===== Given information =====
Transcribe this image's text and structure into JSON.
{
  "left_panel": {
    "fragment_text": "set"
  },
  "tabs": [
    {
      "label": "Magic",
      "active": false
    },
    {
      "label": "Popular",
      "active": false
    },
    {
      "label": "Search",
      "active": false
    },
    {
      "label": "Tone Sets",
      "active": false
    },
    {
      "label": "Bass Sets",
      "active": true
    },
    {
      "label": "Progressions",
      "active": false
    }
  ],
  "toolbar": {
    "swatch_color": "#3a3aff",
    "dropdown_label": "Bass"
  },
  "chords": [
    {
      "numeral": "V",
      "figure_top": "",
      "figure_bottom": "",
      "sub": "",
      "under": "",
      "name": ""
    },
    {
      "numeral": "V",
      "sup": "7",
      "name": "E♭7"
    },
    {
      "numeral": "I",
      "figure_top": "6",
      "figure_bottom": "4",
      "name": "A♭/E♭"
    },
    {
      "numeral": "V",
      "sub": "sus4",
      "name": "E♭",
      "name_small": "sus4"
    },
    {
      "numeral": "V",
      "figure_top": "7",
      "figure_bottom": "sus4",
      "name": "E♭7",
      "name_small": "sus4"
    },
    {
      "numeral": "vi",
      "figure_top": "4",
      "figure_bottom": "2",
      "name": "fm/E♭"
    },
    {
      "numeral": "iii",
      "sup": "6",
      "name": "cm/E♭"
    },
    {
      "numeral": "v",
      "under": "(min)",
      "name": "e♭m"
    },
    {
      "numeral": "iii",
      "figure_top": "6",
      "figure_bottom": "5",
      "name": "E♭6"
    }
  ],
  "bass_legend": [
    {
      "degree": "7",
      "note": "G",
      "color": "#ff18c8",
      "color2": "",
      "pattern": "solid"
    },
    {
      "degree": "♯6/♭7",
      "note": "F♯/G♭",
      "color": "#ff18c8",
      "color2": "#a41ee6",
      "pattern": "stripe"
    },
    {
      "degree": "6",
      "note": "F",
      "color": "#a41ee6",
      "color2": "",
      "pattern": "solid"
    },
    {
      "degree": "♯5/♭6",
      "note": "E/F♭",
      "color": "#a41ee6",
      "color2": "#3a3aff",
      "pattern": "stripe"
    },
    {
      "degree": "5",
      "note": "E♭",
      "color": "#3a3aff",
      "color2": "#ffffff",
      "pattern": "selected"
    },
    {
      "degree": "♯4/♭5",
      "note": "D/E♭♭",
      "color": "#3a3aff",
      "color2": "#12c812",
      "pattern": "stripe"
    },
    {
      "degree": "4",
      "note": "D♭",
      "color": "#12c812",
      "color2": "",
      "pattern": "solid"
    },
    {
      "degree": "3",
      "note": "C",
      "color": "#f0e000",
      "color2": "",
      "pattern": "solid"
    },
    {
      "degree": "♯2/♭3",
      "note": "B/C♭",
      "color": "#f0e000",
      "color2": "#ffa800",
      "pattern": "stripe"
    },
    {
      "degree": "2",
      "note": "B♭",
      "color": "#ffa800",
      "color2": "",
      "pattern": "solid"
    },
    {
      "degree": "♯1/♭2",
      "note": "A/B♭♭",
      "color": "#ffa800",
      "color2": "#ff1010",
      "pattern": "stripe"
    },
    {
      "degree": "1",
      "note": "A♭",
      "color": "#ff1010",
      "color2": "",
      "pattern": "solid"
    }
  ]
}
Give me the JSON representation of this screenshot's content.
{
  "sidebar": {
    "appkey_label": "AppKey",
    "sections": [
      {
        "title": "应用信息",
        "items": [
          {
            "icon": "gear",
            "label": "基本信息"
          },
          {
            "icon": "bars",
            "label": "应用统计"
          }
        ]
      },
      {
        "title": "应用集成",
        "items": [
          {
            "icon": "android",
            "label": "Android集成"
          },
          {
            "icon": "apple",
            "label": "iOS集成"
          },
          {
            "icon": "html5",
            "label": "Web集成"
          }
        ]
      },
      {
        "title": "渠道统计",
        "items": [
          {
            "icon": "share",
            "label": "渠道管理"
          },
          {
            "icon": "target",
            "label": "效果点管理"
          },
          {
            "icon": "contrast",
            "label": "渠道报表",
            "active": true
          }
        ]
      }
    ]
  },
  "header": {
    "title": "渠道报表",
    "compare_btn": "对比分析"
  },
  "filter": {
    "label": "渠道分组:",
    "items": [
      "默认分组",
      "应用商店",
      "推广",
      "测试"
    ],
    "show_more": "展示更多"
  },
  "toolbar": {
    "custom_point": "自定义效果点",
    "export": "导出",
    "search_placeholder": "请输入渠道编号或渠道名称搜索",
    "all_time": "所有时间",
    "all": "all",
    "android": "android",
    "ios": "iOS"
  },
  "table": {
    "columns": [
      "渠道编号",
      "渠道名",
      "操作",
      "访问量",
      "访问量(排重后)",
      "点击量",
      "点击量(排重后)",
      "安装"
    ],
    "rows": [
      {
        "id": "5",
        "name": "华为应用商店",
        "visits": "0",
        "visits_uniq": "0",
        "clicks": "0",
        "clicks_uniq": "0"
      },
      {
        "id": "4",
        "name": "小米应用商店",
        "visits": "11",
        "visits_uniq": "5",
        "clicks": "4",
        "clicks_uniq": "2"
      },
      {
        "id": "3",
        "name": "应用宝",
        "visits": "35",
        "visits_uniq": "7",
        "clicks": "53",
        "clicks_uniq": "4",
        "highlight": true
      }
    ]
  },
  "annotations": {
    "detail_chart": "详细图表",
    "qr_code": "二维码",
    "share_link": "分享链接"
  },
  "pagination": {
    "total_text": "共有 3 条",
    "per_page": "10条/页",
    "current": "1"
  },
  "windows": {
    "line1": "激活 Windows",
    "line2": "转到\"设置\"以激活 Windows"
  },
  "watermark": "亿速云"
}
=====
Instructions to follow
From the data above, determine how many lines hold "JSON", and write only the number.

Task result
2